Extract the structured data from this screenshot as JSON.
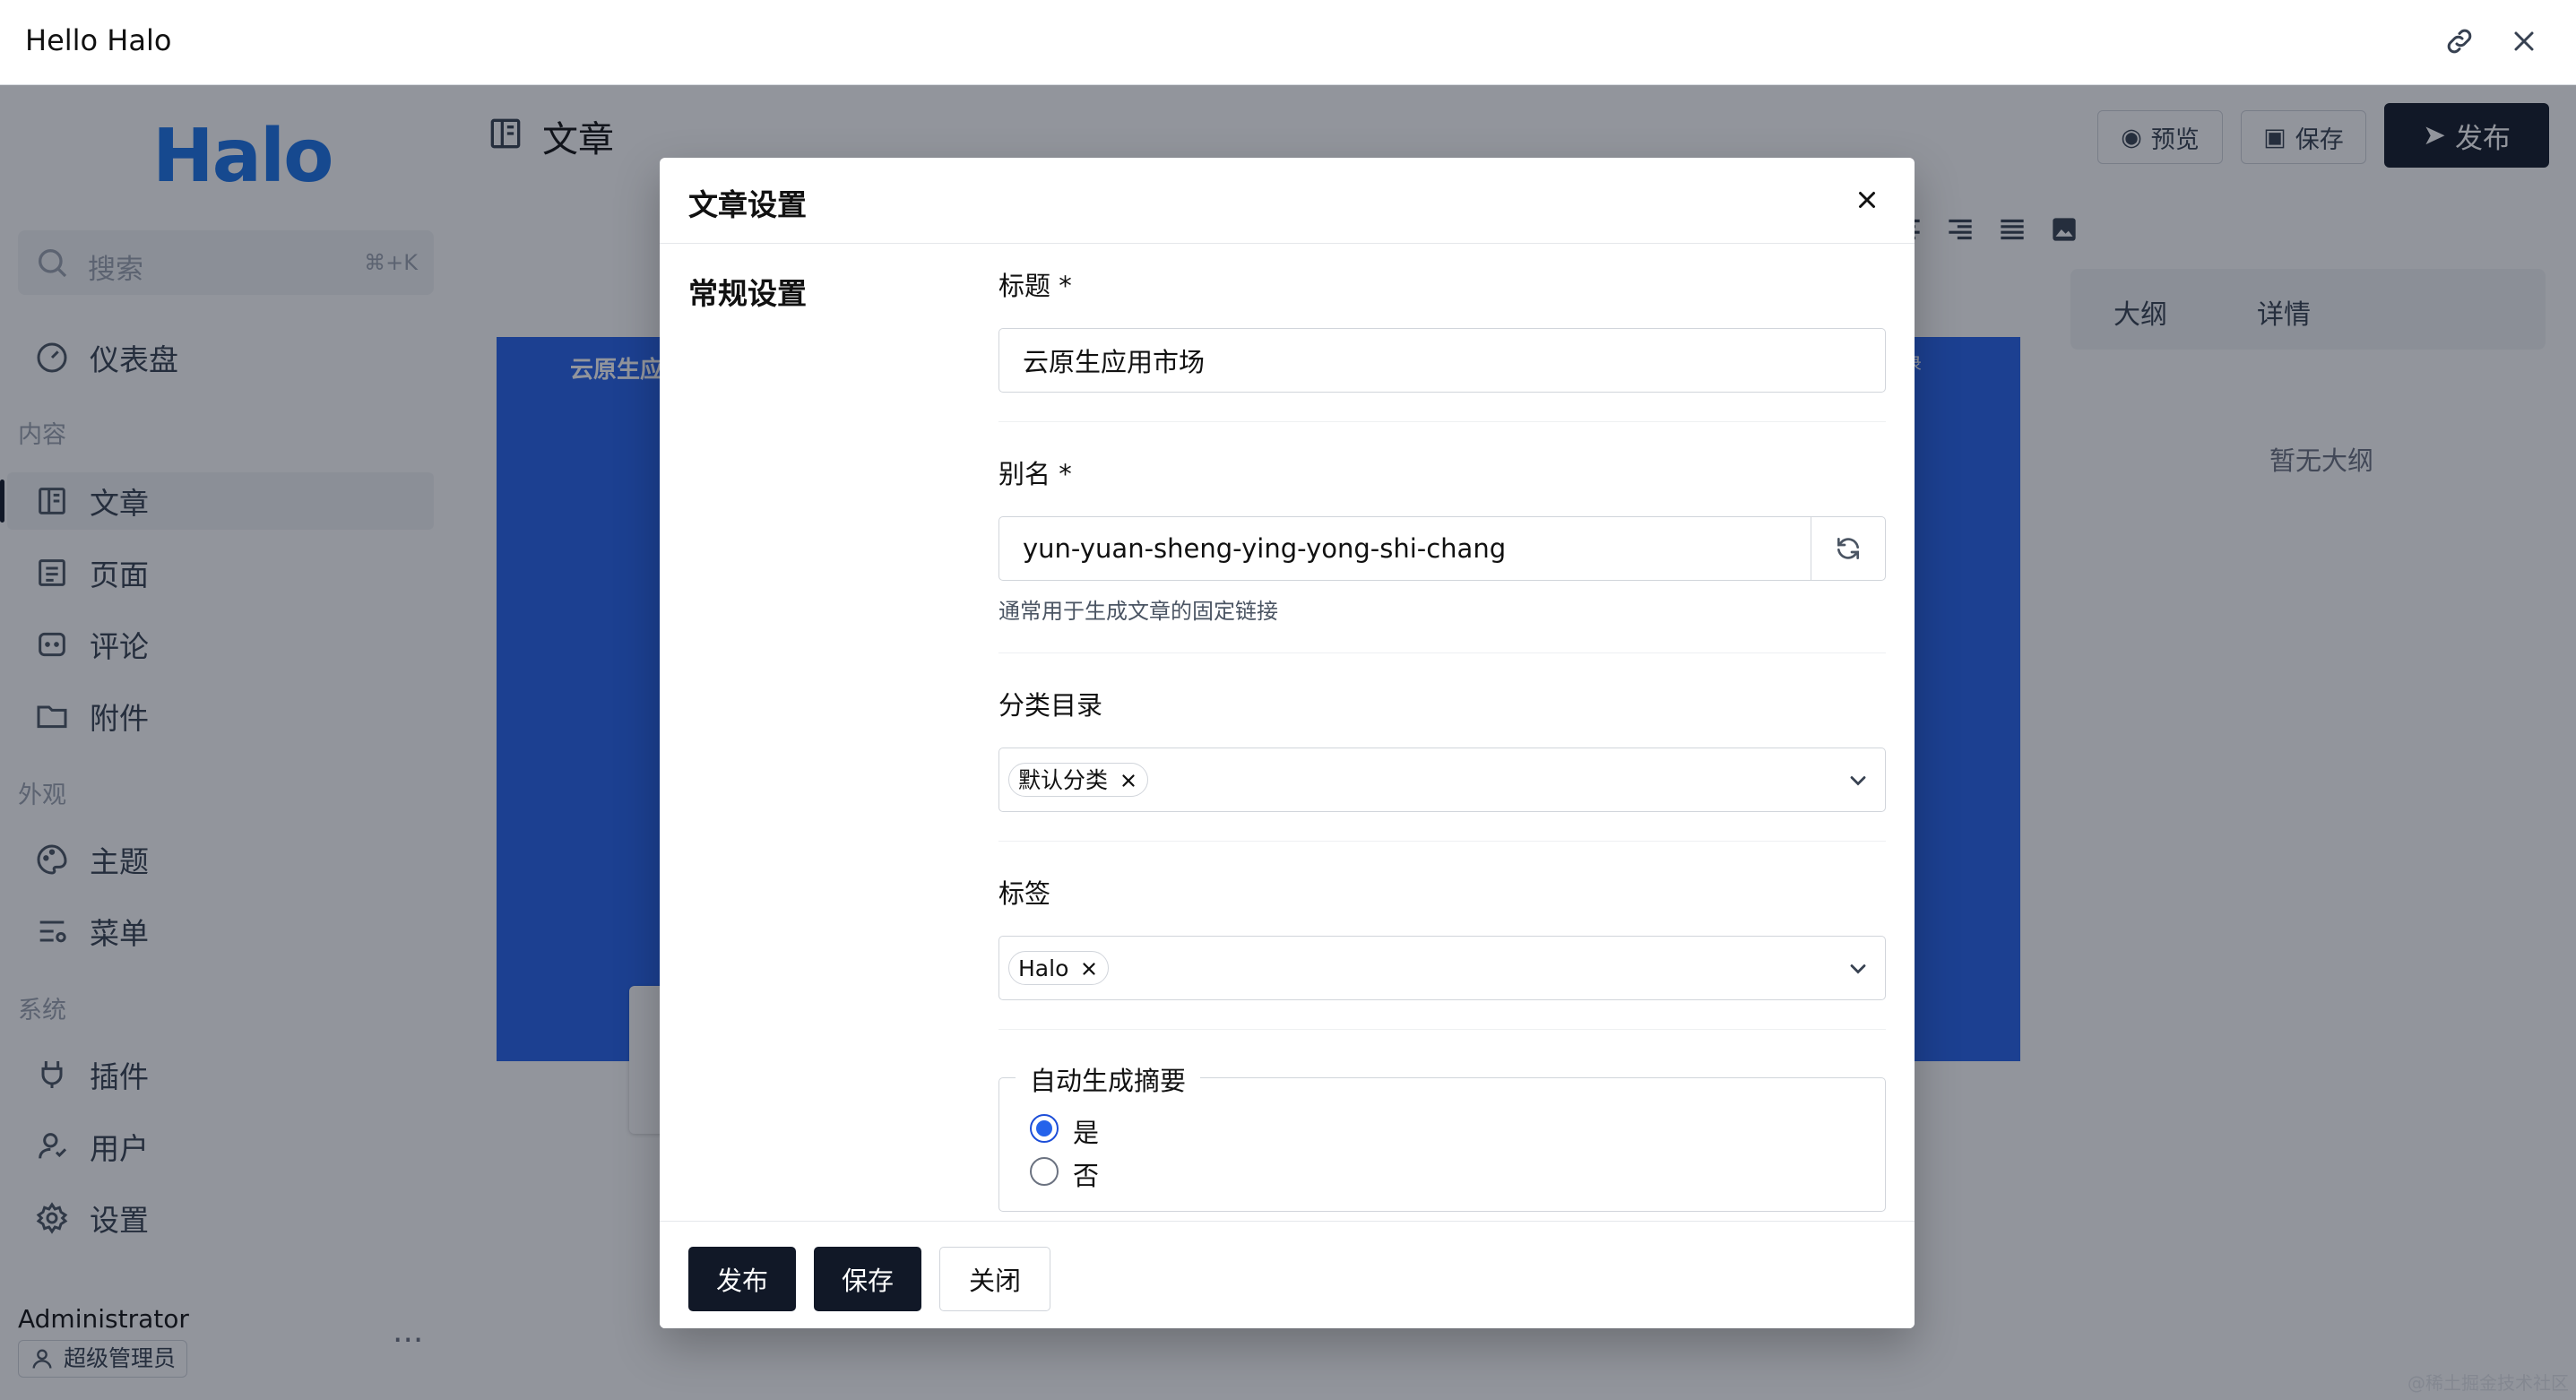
{
  "window": {
    "title": "Hello Halo",
    "link_icon": "link-icon",
    "close_icon": "close-icon"
  },
  "sidebar": {
    "logo": "Halo",
    "search": {
      "placeholder": "搜索",
      "shortcut": "⌘+K"
    },
    "dashboard": "仪表盘",
    "groups": {
      "content": "内容",
      "appearance": "外观",
      "system": "系统"
    },
    "items": [
      {
        "label": "文章",
        "icon": "article-icon",
        "active": true
      },
      {
        "label": "页面",
        "icon": "page-icon"
      },
      {
        "label": "评论",
        "icon": "comment-icon"
      },
      {
        "label": "附件",
        "icon": "folder-icon"
      },
      {
        "label": "主题",
        "icon": "palette-icon"
      },
      {
        "label": "菜单",
        "icon": "menu-icon"
      },
      {
        "label": "插件",
        "icon": "plug-icon"
      },
      {
        "label": "用户",
        "icon": "user-icon"
      },
      {
        "label": "设置",
        "icon": "gear-icon"
      }
    ],
    "user": {
      "name": "Administrator",
      "role": "超级管理员"
    }
  },
  "editor": {
    "title": "文章",
    "preview": "预览",
    "save": "保存",
    "publish": "发布",
    "canvas_title": "云原生应",
    "canvas_right": "登录",
    "outline_tab": "大纲",
    "details_tab": "详情",
    "outline_empty": "暂无大纲",
    "watermark": "@稀土掘金技术社区"
  },
  "modal": {
    "title": "文章设置",
    "section": "常规设置",
    "fields": {
      "title_label": "标题 *",
      "title_value": "云原生应用市场",
      "slug_label": "别名 *",
      "slug_value": "yun-yuan-sheng-ying-yong-shi-chang",
      "slug_help": "通常用于生成文章的固定链接",
      "category_label": "分类目录",
      "category_chip": "默认分类",
      "tags_label": "标签",
      "tag_chip": "Halo",
      "excerpt_legend": "自动生成摘要",
      "excerpt_yes": "是",
      "excerpt_no": "否",
      "excerpt_selected": "是"
    },
    "footer": {
      "publish": "发布",
      "save": "保存",
      "close": "关闭"
    }
  },
  "colors": {
    "primary_dark": "#111827",
    "brand_blue": "#1a73e8",
    "radio_blue": "#2563eb"
  }
}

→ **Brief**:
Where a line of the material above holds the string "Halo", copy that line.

→ **Output of the task**:
    "title": "Hello Halo",
    "logo": "Halo",
      "tag_chip": "Halo",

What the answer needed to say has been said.